A therapeutic method that emphasizes a balance of the body and mind, as the mind strongly affects our health. It tries to enhance the body and mind’s natural healing abilities. It uses various methods – relaxation, hypnosis, visualisation, meditation, yoga, biofeedback and more.

natural medicine

A term generally used to refer to non-conventional medicine that uses natural therapeutic products or procedures. It is also called naturopathy.


A natural treatment method which assumes that diseases are caused by harmful and toxic substances accumulating in the body. Removing the harmful substances leads to recovery. Cures include dieting, physical exercises, massages, psychotherapy, etc.


The opposite of a placebo. A medical state is exacerbated due to the patient’s negative expectations of a treatment method.

non-conventional medicine

In short, all therapeutic methods that are not part of conventional medicine.


A therapeutic method that diagnoses mechanical disorders in the skeletal system and tries to remedy them. It is based on the knowledge that many diseases are related to problems with posture. Fixing these problems can therefore influence these diseases. It uses gentle manipulation techniques to release tension and restore the skeletal system to a normal state of being.

peer-reviewed scientific journal

A scientific journal that publishes articles that have been peer-reviewed, i.e. other experts in the field have provided comments and remarks on the article in order to maintain the highest possible scientific quality. An article published in a peer-reviewed journal is of utmost importance in science.


A therapeutic method that uses various parts of plants either on their own or in various mixtures (e.g. tea, extracts, tinctures, wine, dragée and salves). It is also referred to as herbalism. It is part of traditional Chinese medicine.


When a medical state is improved due to the patient’s positive expectations of a treatment or method. Sceptics often argue that non-conventional medicine works mainly due to the placebo effect.

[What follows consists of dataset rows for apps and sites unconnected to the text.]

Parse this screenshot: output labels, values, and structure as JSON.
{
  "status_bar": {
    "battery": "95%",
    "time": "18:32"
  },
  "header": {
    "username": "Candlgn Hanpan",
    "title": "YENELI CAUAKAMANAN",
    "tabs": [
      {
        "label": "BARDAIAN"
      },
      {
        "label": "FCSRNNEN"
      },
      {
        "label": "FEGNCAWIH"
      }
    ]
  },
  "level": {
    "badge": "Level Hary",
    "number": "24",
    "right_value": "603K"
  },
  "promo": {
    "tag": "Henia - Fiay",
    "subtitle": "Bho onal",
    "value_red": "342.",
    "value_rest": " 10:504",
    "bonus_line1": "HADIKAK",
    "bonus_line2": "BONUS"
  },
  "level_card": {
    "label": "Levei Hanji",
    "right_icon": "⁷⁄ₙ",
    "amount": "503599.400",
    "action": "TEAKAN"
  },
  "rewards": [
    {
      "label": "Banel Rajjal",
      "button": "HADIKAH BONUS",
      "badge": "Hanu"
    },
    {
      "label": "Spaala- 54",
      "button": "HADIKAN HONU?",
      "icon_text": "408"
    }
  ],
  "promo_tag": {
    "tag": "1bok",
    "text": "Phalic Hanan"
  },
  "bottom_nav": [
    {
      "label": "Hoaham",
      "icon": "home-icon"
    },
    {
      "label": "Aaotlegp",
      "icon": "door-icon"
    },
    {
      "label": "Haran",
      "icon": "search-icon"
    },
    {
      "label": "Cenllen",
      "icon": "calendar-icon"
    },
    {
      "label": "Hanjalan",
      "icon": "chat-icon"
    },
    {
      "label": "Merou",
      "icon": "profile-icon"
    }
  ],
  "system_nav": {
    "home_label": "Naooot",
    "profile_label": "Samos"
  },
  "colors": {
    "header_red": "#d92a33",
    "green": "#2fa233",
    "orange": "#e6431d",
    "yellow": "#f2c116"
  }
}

psychosomatic medicine

It is similar to holistic medicine, but it is a part of conventional medicine. The term “psychosomatic” means that some bodily problems originate in our psyche.


A form of exercise that works with the life energy in order to improve health. It is part of traditional Chinese medicine.


A random allocation of research subjects to control groups. It ensures an equal distribution of factors that could affect the outcome.


A therapeutic method that uses massage or pressure on specific points on the feet or hands. Individual zones on the feet etc., correspond to individual body parts and organs. An American variant of acupressure.


A treatment that involves a healer transferring vital energy to a patient in order to enhance and balance the patient’s energetic system.

scientific medicine

Classic, conventional medicine based on scientific evidence (hence also evidence-based medicine).


A system of massage techniques originally from Japan. Pressure is placed on energetic channels and certain points on the body or they are touched energetically or physically in order to balance out the circulation of bodily energy.


Czech Sceptics‘ Club.

spiritual healing

See energy healing.

systematic review

A summary of all available studies that are combined in order to answer specific questions.

therapeutic touch

A treatment that involves a healer transferring vital energy to a patient in order to enhance and balance the patient’s energetic system.

traditional Chinese medicine

A set of therapeutic and diagnostic methods originally from China. It includes herbal treatments, acupuncture, massages, qigong, etc.

traditional medicine

A set of therapeutic methods that originate in specific countries’ traditions, e.g. traditional Chinese or Indian medicine. In other countries, this traditional medicine can then be classified as complementary and alternative medicine.


A general term for various healthcare services, healthy lifestyles, and mental and physical well-being, i.e. massages, various physical exercises, bathing, spa, salt caves, healthy diets, etc. Centres that offer complementary and alternative medicine sometimes use this term.


Physical exercises that can be of assistance on a spiritual journey towards unifying one’s personal “I” with the universal Existence. Its use for health improvement is also being researched within CAM.